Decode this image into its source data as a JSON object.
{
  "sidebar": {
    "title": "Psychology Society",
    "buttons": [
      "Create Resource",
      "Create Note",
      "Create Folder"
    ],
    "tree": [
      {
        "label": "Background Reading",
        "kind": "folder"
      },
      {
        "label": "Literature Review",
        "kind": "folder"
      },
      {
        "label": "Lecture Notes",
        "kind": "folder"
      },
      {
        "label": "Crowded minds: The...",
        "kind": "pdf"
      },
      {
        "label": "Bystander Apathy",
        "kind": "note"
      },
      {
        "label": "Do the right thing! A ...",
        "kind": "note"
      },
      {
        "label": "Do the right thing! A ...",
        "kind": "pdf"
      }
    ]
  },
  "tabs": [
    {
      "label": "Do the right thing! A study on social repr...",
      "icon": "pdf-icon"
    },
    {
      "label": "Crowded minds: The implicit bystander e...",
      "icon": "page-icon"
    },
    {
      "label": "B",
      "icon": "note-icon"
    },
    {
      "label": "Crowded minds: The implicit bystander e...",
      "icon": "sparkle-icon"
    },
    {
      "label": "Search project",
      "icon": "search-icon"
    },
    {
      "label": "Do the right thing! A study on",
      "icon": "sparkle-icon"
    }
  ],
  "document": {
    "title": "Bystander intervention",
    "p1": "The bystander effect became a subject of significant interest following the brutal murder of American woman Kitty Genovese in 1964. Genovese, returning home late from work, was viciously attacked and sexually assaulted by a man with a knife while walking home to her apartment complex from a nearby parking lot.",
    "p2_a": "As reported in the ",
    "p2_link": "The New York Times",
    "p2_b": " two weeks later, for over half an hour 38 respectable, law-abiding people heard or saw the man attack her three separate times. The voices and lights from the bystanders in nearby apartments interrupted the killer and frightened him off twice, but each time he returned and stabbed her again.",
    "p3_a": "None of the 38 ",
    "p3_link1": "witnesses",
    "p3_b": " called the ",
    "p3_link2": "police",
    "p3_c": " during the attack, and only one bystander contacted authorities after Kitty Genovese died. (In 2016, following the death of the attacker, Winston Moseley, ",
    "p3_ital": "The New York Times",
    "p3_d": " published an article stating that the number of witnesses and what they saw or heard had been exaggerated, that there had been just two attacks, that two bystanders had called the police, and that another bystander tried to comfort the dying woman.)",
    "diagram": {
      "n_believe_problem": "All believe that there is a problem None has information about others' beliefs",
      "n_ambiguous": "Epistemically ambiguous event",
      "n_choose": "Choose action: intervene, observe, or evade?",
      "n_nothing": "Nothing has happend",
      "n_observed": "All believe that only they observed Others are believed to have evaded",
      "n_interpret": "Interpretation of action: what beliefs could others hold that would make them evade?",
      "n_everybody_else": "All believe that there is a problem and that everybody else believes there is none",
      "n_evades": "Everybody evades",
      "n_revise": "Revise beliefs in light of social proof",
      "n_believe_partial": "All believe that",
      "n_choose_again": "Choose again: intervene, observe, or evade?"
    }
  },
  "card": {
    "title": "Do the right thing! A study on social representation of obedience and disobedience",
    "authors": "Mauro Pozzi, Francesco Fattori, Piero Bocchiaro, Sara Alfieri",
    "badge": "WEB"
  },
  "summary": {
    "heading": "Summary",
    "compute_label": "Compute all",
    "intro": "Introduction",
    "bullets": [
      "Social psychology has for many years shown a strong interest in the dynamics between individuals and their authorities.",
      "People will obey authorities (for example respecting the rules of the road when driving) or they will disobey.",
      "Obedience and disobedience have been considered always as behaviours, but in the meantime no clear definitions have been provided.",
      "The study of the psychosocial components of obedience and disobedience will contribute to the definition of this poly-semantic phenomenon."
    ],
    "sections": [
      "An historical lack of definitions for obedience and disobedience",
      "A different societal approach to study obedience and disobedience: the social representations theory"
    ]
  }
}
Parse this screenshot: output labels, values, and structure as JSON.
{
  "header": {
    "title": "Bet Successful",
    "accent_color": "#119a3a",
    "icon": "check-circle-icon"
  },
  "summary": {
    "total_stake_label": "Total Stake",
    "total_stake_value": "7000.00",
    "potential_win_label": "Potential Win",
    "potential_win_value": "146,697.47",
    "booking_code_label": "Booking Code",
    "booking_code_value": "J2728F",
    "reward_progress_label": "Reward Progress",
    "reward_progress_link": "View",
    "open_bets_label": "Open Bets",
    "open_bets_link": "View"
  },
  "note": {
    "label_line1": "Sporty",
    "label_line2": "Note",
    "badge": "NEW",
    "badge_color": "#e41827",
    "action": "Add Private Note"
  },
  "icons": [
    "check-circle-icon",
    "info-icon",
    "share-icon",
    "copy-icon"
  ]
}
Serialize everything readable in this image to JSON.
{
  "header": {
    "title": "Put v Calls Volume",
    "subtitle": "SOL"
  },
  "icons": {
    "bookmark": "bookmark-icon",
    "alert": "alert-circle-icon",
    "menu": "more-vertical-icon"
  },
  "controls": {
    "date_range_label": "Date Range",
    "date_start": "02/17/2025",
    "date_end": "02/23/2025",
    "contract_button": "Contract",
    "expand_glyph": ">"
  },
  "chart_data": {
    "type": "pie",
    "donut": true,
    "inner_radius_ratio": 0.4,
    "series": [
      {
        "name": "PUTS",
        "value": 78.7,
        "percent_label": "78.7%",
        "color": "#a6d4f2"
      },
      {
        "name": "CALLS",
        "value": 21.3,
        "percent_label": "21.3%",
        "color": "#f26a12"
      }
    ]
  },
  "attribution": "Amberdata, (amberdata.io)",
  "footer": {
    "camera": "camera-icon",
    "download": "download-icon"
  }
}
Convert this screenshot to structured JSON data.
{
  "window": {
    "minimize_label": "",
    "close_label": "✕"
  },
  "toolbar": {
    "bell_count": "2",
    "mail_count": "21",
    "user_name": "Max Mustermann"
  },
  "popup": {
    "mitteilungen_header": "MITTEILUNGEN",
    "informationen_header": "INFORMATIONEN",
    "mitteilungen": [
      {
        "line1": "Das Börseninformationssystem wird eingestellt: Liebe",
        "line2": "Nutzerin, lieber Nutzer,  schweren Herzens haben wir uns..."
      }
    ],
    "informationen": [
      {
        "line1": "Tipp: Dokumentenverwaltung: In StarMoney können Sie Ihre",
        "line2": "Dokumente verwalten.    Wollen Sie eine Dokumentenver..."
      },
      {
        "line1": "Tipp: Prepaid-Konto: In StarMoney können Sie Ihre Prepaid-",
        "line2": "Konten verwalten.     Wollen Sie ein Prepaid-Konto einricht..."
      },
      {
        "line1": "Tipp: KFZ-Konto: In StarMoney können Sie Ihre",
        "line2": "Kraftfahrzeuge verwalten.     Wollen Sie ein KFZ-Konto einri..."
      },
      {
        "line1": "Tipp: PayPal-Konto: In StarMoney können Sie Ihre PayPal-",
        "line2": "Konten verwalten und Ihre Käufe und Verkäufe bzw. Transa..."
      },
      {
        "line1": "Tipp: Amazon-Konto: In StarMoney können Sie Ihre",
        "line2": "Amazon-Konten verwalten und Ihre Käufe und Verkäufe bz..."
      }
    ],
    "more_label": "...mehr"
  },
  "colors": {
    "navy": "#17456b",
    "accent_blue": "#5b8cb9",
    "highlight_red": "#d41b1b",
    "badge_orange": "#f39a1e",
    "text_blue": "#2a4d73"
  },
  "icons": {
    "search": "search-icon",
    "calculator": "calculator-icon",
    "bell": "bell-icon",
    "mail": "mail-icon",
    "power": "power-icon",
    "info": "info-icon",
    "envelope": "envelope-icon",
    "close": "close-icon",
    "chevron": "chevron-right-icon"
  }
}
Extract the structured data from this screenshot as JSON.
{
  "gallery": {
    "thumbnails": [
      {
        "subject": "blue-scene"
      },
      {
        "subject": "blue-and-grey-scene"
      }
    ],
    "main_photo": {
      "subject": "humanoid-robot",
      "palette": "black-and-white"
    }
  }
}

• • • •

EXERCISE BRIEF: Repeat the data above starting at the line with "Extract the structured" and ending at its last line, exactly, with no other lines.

RESPONSE TO THE TASK:
Extract the structured data from this screenshot as JSON.
{
  "gallery": {
    "thumbnails": [
      {
        "subject": "blue-scene"
      },
      {
        "subject": "blue-and-grey-scene"
      }
    ],
    "main_photo": {
      "subject": "humanoid-robot",
      "palette": "black-and-white"
    }
  }
}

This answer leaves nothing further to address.